What to work on: Search the data below for "text"; list each line that holds it.

Data under study:
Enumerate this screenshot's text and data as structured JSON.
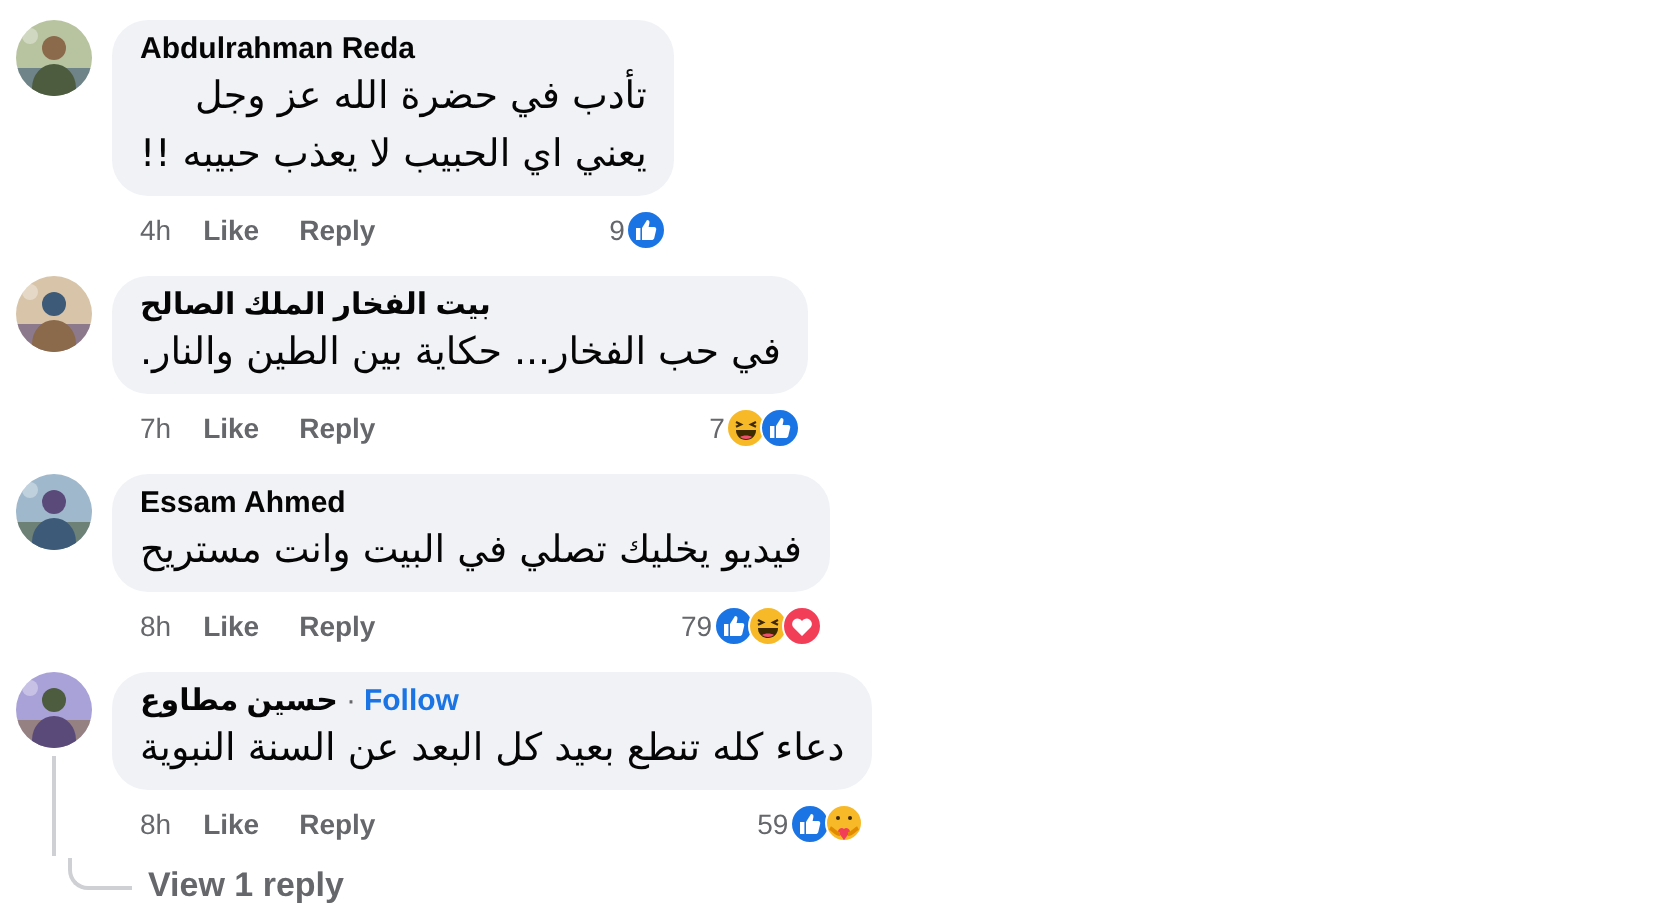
{
  "comments": [
    {
      "author": "Abdulrahman Reda",
      "text": "تأدب في حضرة الله عز وجل\nيعني اي الحبيب لا يعذب حبيبه !!",
      "time": "4h",
      "like_label": "Like",
      "reply_label": "Reply",
      "reaction_count": "9",
      "reactions": [
        {
          "kind": "like"
        }
      ]
    },
    {
      "author": "بيت الفخار الملك الصالح",
      "text": "في حب الفخار... حكاية بين الطين والنار.",
      "time": "7h",
      "like_label": "Like",
      "reply_label": "Reply",
      "reaction_count": "7",
      "reactions": [
        {
          "kind": "haha"
        },
        {
          "kind": "like"
        }
      ]
    },
    {
      "author": "Essam Ahmed",
      "text": "فيديو يخليك تصلي في البيت وانت مستريح",
      "time": "8h",
      "like_label": "Like",
      "reply_label": "Reply",
      "reaction_count": "79",
      "reactions": [
        {
          "kind": "like"
        },
        {
          "kind": "haha"
        },
        {
          "kind": "love"
        }
      ]
    },
    {
      "author": "حسين مطاوع",
      "separator": "·",
      "follow": "Follow",
      "text": "دعاء كله تنطع بعيد كل البعد عن السنة النبوية",
      "time": "8h",
      "like_label": "Like",
      "reply_label": "Reply",
      "reaction_count": "59",
      "reactions": [
        {
          "kind": "like"
        },
        {
          "kind": "care"
        }
      ],
      "view_replies": "View 1 reply"
    }
  ]
}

Problem solution:
Enumerate this screenshot's text and data as structured JSON.
      "text": "تأدب في حضرة الله عز وجل\nيعني اي الحبيب لا يعذب حبيبه !!",
      "text": "في حب الفخار... حكاية بين الطين والنار.",
      "text": "فيديو يخليك تصلي في البيت وانت مستريح",
      "text": "دعاء كله تنطع بعيد كل البعد عن السنة النبوية",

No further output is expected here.